He's got a story about that team, too.
"This game is a very grueling game," McCorvey said. "A lot of highs, a lot of lows. You can be going along, everything going really good, and next thing you know, you're on the bottom."
In 2001, in a game moved from September to December because of the 9/11 attacks, No. 6 Tennessee upset No. 2 Florida on the last Saturday of the regular season to win the SEC East. No. 3 Texas frittered away its opportunity to move up, losing to No. 7 Colorado 39-37 in the Big 12 championship game. The Volunteers replaced the Gators at No. 2 behind Miami.
Tennessee had only to beat LSU in the SEC championship game. Win that game, and the Volunteers would play for the national championship in the Rose Bowl. The Vols took a 17-10 lead into the half.
"You're sitting there at halftime," McCorvey said, "and you're thinking, 'Not only could we be playing for the national championship, but we could be playing in the granddaddy of them all. That's the thing that affects me. We had a very good chance."
But LSU came back and dominated the fourth quarter to win the game 31-20. Nebraska played Miami in the Rose Bowl. Tennessee went to the Citrus Bowl.
"You got a chance to finish it off and go to the Rose Bowl and play Miami," McCorvey said, "and you don't finish and you don't get it done. At halftime, sitting there with a pretty comfortable lead, that's one of the hardest things to overcome as a coaching staff, like Alabama the other day. ... Complacency does set in. That's when you have to do your greatest coaching job."
Two would-be champions fell short on championship Saturday in 1998, the first year of the BCS. No. 2 UCLA lost to unranked Miami 49-45. A short while later, No. 3 Kansas State blew a 27-12 lead in the fourth quarter and lost the Big 12 championship game to No. 8 Texas A&M, 36-33, in double overtime. Florida State, its season already complete, moved up and into the BCS Championship Game.
In 2006, No. 2 USC needed to beat rival UCLA to return to a third consecutive BCS National Championship Game.
"I think back on that game," said Washington coach Steve Sarkisian, then the USC quarterbacks coach, "and you're supposed to win going away. The longer the game stayed close, the more confident UCLA got. When you get put in that situation, you always want to start fast, get the lead and win convincingly."
USC had beaten its past three opponents, all of them ranked, by at least two touchdowns. This game shouldn't have been that difficult. A year earlier, the Trojans had beaten a 9-1 UCLA team 66-19. These Bruins had dropped four consecutive games late in the year and came into the rivalry game with a 6-5 record.

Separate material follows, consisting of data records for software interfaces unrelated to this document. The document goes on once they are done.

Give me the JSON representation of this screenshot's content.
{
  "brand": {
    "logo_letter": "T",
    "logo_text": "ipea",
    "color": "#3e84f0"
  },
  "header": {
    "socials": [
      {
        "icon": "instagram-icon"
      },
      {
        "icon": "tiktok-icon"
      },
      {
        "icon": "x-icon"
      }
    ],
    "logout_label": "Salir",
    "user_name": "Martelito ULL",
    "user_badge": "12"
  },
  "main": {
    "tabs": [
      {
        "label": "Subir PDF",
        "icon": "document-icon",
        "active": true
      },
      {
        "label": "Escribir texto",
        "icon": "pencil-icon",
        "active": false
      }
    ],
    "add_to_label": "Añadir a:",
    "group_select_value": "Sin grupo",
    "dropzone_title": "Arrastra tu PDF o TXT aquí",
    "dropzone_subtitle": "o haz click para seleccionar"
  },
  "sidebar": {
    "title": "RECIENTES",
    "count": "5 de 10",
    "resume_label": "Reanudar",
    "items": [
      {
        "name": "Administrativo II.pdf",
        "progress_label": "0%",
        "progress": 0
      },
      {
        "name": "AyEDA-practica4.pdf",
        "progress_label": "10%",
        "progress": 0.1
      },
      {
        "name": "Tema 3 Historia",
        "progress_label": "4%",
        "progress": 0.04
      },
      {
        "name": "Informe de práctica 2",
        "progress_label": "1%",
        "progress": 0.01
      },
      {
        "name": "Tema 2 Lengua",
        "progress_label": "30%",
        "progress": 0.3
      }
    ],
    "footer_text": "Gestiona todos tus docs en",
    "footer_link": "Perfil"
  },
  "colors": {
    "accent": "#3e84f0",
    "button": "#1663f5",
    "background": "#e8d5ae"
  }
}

But they didn't go away. The Bruins held the Trojans to 55 rushing yards and one touchdown. Ohio State, awaiting USC in the BCS Championship Game, played Florida instead.
"I don't think you ever forget about it," Sarkisian said.

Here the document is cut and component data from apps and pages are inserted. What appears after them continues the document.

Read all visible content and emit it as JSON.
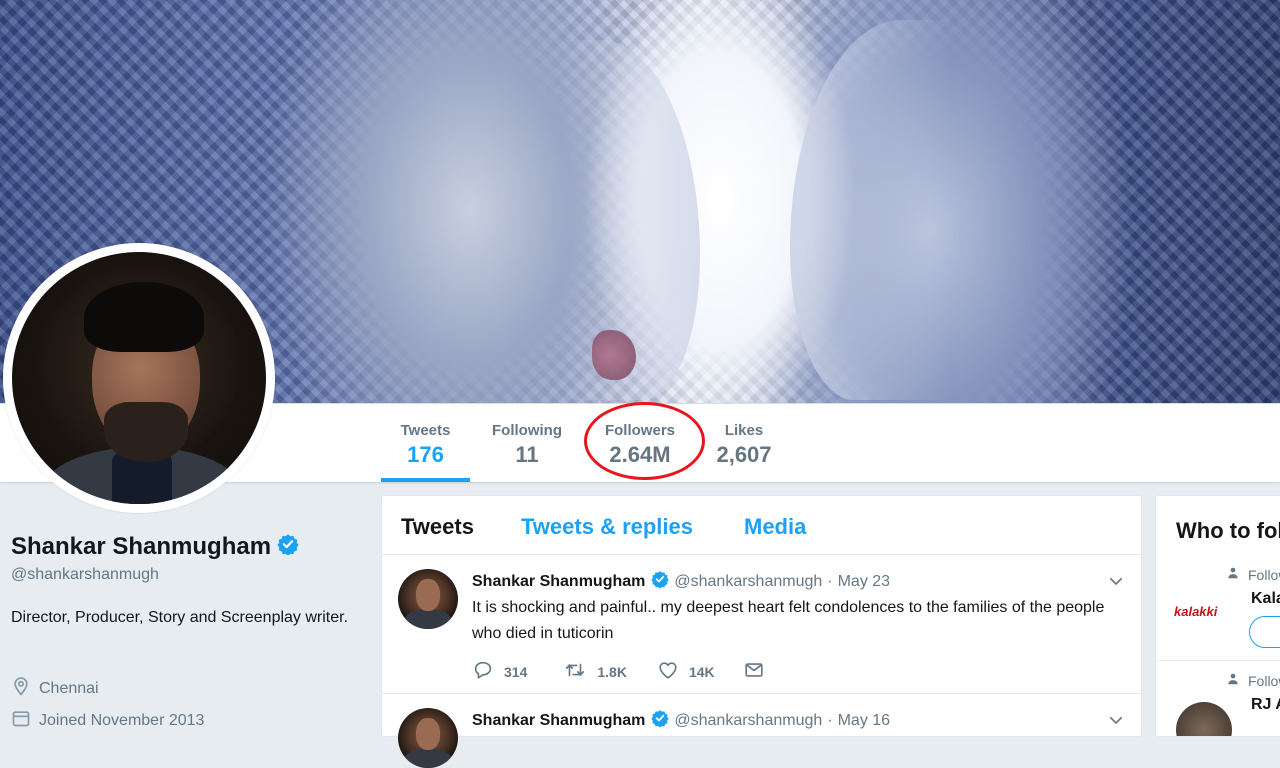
{
  "profile": {
    "name": "Shankar Shanmugham",
    "handle": "@shankarshanmugh",
    "bio": "Director, Producer, Story and Screenplay writer.",
    "location": "Chennai",
    "joined": "Joined November 2013"
  },
  "stats": {
    "tweets": {
      "label": "Tweets",
      "value": "176"
    },
    "following": {
      "label": "Following",
      "value": "11"
    },
    "followers": {
      "label": "Followers",
      "value": "2.64M"
    },
    "likes": {
      "label": "Likes",
      "value": "2,607"
    }
  },
  "timeline": {
    "tabs": [
      "Tweets",
      "Tweets & replies",
      "Media"
    ],
    "tweets": [
      {
        "name": "Shankar Shanmugham",
        "handle": "@shankarshanmugh",
        "date": "May 23",
        "text": "It is shocking and painful.. my deepest heart felt condolences to the families of the people who died in tuticorin",
        "replies": "314",
        "retweets": "1.8K",
        "likes": "14K"
      },
      {
        "name": "Shankar Shanmugham",
        "handle": "@shankarshanmugh",
        "date": "May 16"
      }
    ]
  },
  "who_to_follow": {
    "title": "Who to follow",
    "items": [
      {
        "follows_text": "Followed by",
        "name": "Kalakki",
        "logo_text": "kalakki"
      },
      {
        "follows_text": "Followed by",
        "name": "RJ Ananthi"
      }
    ]
  },
  "colors": {
    "accent": "#1da1f2",
    "highlight_ring": "#e8161b",
    "secondary_text": "#657786"
  },
  "icons": [
    "verified-badge-icon",
    "location-pin-icon",
    "calendar-icon",
    "reply-icon",
    "retweet-icon",
    "heart-icon",
    "direct-message-icon",
    "chevron-down-icon",
    "person-icon"
  ]
}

USC has not gotten that close to playing for the crystal football again. Of the six upset victims, only Texas has reached the BCS title game since its loss. UCLA, Tennessee and West Virginia haven't been back to a BCS bowl since those seasons.
"Looking back at it," McCorvey said of the 2001 Vols, "that's one of the most talented football teams I've ever been a part of."

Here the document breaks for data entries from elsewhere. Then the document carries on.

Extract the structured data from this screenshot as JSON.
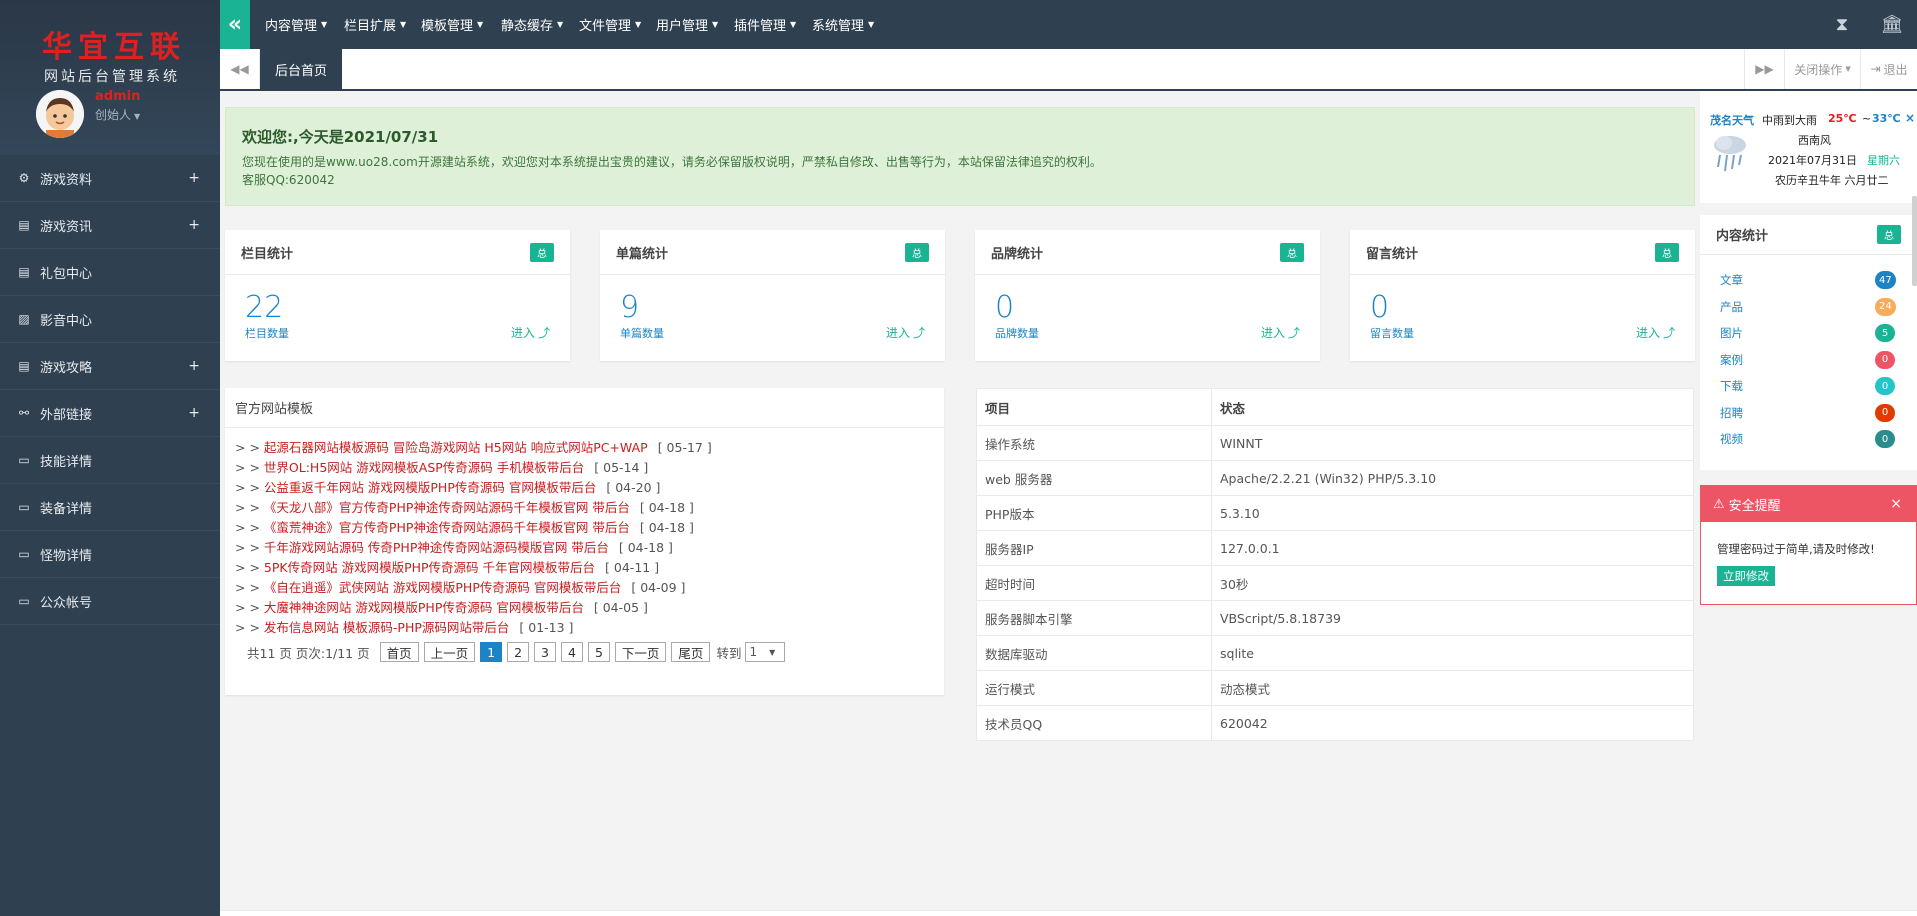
{
  "brand": {
    "title_a": "华宜",
    "title_b": "互联",
    "title_c": "",
    "subtitle": "网站后台管理系统",
    "user_name": "admin",
    "user_role": "创始人"
  },
  "sidebar": {
    "items": [
      {
        "label": "游戏资料",
        "icon": "sitemap-icon",
        "expandable": true
      },
      {
        "label": "游戏资讯",
        "icon": "newspaper-icon",
        "expandable": true
      },
      {
        "label": "礼包中心",
        "icon": "newspaper-icon",
        "expandable": false
      },
      {
        "label": "影音中心",
        "icon": "image-icon",
        "expandable": false
      },
      {
        "label": "游戏攻略",
        "icon": "newspaper-icon",
        "expandable": true
      },
      {
        "label": "外部链接",
        "icon": "link-icon",
        "expandable": true
      },
      {
        "label": "技能详情",
        "icon": "desktop-icon",
        "expandable": false
      },
      {
        "label": "装备详情",
        "icon": "desktop-icon",
        "expandable": false
      },
      {
        "label": "怪物详情",
        "icon": "desktop-icon",
        "expandable": false
      },
      {
        "label": "公众帐号",
        "icon": "desktop-icon",
        "expandable": false
      }
    ],
    "plus": "+"
  },
  "topnav": {
    "menus": [
      "内容管理",
      "栏目扩展",
      "模板管理",
      "静态缓存",
      "文件管理",
      "用户管理",
      "插件管理",
      "系统管理"
    ]
  },
  "tabs": {
    "home": "后台首页",
    "close_ops": "关闭操作",
    "logout": "退出"
  },
  "welcome": {
    "heading": "欢迎您:,今天是2021/07/31",
    "line1": "您现在使用的是www.uo28.com开源建站系统，欢迎您对本系统提出宝贵的建议，请务必保留版权说明，严禁私自修改、出售等行为，本站保留法律追究的权利。",
    "line2": "客服QQ:620042"
  },
  "stats": [
    {
      "title": "栏目统计",
      "badge": "总",
      "value": "22",
      "label": "栏目数量",
      "link": "进入"
    },
    {
      "title": "单篇统计",
      "badge": "总",
      "value": "9",
      "label": "单篇数量",
      "link": "进入"
    },
    {
      "title": "品牌统计",
      "badge": "总",
      "value": "0",
      "label": "品牌数量",
      "link": "进入"
    },
    {
      "title": "留言统计",
      "badge": "总",
      "value": "0",
      "label": "留言数量",
      "link": "进入"
    }
  ],
  "templates": {
    "title": "官方网站模板",
    "prefix": "> >",
    "items": [
      {
        "title": "起源石器网站模板源码 冒险岛游戏网站 H5网站 响应式网站PC+WAP",
        "date": "[ 05-17 ]"
      },
      {
        "title": "世界OL:H5网站 游戏网模板ASP传奇源码 手机模板带后台",
        "date": "[ 05-14 ]"
      },
      {
        "title": "公益重返千年网站 游戏网模版PHP传奇源码 官网模板带后台",
        "date": "[ 04-20 ]"
      },
      {
        "title": "《天龙八部》官方传奇PHP神途传奇网站源码千年模板官网 带后台",
        "date": "[ 04-18 ]"
      },
      {
        "title": "《蛮荒神途》官方传奇PHP神途传奇网站源码千年模板官网 带后台",
        "date": "[ 04-18 ]"
      },
      {
        "title": "千年游戏网站源码 传奇PHP神途传奇网站源码模版官网 带后台",
        "date": "[ 04-18 ]"
      },
      {
        "title": "5PK传奇网站 游戏网模版PHP传奇源码 千年官网模板带后台",
        "date": "[ 04-11 ]"
      },
      {
        "title": "《自在逍遥》武侠网站 游戏网模版PHP传奇源码 官网模板带后台",
        "date": "[ 04-09 ]"
      },
      {
        "title": "大魔神神途网站 游戏网模版PHP传奇源码 官网模板带后台",
        "date": "[ 04-05 ]"
      },
      {
        "title": "发布信息网站 模板源码-PHP源码网站带后台",
        "date": "[ 01-13 ]"
      }
    ],
    "pager": {
      "summary": "共11 页 页次:1/11 页",
      "first": "首页",
      "prev": "上一页",
      "pages": [
        "1",
        "2",
        "3",
        "4",
        "5"
      ],
      "next": "下一页",
      "last": "尾页",
      "goto": "转到",
      "select": "1"
    }
  },
  "server": {
    "headers": [
      "项目",
      "状态"
    ],
    "rows": [
      [
        "操作系统",
        "WINNT"
      ],
      [
        "web 服务器",
        "Apache/2.2.21 (Win32) PHP/5.3.10"
      ],
      [
        "PHP版本",
        "5.3.10"
      ],
      [
        "服务器IP",
        "127.0.0.1"
      ],
      [
        "超时时间",
        "30秒"
      ],
      [
        "服务器脚本引擎",
        "VBScript/5.8.18739"
      ],
      [
        "数据库驱动",
        "sqlite"
      ],
      [
        "运行模式",
        "动态模式"
      ],
      [
        "技术员QQ",
        "620042"
      ]
    ]
  },
  "weather": {
    "city": "茂名天气",
    "condition": "中雨到大雨",
    "temp_high": "25℃",
    "tilde": "~",
    "temp_low": "33℃",
    "close": "×",
    "wind": "西南风",
    "date": "2021年07月31日",
    "weekday": "星期六",
    "lunar": "农历辛丑牛年 六月廿二"
  },
  "content_stats": {
    "title": "内容统计",
    "badge": "总",
    "items": [
      {
        "label": "文章",
        "count": "47",
        "color": "#1c84c6"
      },
      {
        "label": "产品",
        "count": "24",
        "color": "#f8ac59"
      },
      {
        "label": "图片",
        "count": "5",
        "color": "#1ab394"
      },
      {
        "label": "案例",
        "count": "0",
        "color": "#ed5565"
      },
      {
        "label": "下载",
        "count": "0",
        "color": "#23c6c8"
      },
      {
        "label": "招聘",
        "count": "0",
        "color": "#e03b00"
      },
      {
        "label": "视频",
        "count": "0",
        "color": "#2a8c8c"
      }
    ]
  },
  "security": {
    "title": "安全提醒",
    "close": "×",
    "message": "管理密码过于简单,请及时修改!",
    "button": "立即修改"
  }
}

Three Tennessee players would be selected in the first round of the 2002 NFL draft, 18 in the 2002 and 2003 drafts combined.
"It's something that you live with," McCorvey said. One of his fellow assistants at Tennessee, offensive line coach Dan Brooks, is with him at Clemson. "Every now and then, it will come up. We'll talk about it. Someone asked Dan the other day, 'What's the most talented team you ever coached?' He said, '2001, without a doubt.' He came out with it that quick."
The coaches at Auburn and Oregon will look back on their 2010 teams with appreciation for their talent and wonderment at what they accomplished. Whether they look back in pain, too, will be decided on championship Saturday.
Ivan Maisel is a senior writer for ESPN.com and hosts the ESPNU College Football podcast. Send your questions and comments to him at Ivan.Maisel@ESPN.com.